Thursday September 19, 2019
Editorial Cartoon by Graeme MacKay, The Hamilton Spectator – Thursday September 19, 2019
Political smorgasbord doesn’t come free
Transactional politics are nothing new. That’s where a politician and/or a party offers goodies on the front end of the transaction, and the voter supports the politician/party on the back end.
It’s not unlike shopping and being drawn to sales or special deals that look especially appealing. That outfit looks good, but wait, the one next to it looks as good but it’s cheaper, or perhaps nicer in some small way. So the natural tendency is to take the one that seems better, even if the difference is marginal.
But what if the front of the special buy is fine, but you see flaws or differences once it’s unwrapped? What if you find out it needs special treatment when being cleaned, or it requires some sort of investment you weren’t expecting?
The analogy with the kind of transactional politics we’re experiencing during this election campaign isn’t perfect, but it serves the purpose. The political store has been bustling with promises, especially over the last several days, as the competing parties roll out their platforms — bit by bit — and try to be the outfit with that special something.
There’s nothing wrong with all this, to a point. It serves the purpose of offering measurable alternatives. If you don’t like the Conservative plan to expand RESPs, you can choose the Liberals because you like their plan about helping first-time home buyers. Or vice-versa. But it can be problematic when this sort of offer-of-the-day political play dominates the campaign to the exclusion of all else, and that is what’s happening right now.
It’s a veritable smorgasbord. Pick the party that has enough you like, and just vote for them? Of course, it’s not that easy. We know that not all promises are kept. Remember Justin Trudeau on electoral reform. We know that not all promises are fully explained. Andrew Scheer’s tax cuts are phased in so the maximum benefit comes only after three years. And the cost of that promise alone is $6 billion, which has to be paid for by someone — who might that be?
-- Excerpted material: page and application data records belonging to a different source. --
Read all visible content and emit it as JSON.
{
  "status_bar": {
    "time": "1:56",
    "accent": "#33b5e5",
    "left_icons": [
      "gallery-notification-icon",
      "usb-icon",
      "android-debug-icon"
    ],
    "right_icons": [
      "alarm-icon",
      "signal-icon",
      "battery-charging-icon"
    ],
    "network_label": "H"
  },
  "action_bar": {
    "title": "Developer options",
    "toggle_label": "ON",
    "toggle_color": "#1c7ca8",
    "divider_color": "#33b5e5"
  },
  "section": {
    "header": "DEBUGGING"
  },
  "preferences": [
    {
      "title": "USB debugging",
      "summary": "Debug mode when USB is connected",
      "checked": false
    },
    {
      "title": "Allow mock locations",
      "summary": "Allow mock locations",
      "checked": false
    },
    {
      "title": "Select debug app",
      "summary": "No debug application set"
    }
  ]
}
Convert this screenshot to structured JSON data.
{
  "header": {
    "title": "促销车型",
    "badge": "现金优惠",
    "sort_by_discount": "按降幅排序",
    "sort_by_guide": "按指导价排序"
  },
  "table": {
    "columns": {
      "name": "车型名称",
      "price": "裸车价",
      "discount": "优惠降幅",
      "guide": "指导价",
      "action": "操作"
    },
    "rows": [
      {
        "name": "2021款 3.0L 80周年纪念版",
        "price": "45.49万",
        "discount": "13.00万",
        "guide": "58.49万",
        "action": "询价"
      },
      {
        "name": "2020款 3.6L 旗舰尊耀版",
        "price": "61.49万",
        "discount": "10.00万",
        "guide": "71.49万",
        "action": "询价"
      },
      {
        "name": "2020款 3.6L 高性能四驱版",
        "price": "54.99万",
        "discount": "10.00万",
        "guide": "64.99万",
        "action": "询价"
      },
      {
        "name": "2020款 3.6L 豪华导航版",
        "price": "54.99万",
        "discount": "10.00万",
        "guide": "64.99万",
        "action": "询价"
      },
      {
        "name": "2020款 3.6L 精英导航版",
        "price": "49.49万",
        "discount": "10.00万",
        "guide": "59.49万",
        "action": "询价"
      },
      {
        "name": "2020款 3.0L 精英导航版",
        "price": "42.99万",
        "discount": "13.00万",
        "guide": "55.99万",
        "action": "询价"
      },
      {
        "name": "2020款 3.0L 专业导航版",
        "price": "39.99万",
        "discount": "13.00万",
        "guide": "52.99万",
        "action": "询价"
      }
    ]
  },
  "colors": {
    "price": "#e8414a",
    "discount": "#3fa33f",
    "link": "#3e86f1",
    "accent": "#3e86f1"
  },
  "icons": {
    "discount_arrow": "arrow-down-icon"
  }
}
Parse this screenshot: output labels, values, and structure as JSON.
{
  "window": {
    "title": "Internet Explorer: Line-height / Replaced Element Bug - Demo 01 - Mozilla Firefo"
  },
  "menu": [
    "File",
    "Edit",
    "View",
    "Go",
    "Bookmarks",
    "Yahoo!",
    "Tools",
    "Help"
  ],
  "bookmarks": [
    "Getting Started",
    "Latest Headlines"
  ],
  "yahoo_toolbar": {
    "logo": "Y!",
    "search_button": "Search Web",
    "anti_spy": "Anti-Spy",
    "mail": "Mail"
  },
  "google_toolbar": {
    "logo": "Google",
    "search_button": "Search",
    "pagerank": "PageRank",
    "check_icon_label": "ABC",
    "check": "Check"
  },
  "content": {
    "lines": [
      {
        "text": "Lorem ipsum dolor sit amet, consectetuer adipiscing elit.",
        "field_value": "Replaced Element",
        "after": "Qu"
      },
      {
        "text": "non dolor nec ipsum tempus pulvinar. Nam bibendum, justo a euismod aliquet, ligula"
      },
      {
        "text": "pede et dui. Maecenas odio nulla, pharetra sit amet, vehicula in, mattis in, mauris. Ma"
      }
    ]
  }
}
A big problem with many of the promises made to date is that the parties haven’t explained fully — in some cases not at all — how they will pay for their promises. That’s a critical part of understanding how parties will govern if elected. And it’s not always just about balanced budgets or deficits. It’s also about what things — like government services and support — get sacrificed in order for promises to be kept.
All smorgasbords end the same way. There’s a bill to pay. We can all stand to be reminded of that. (Hamilton Spectator)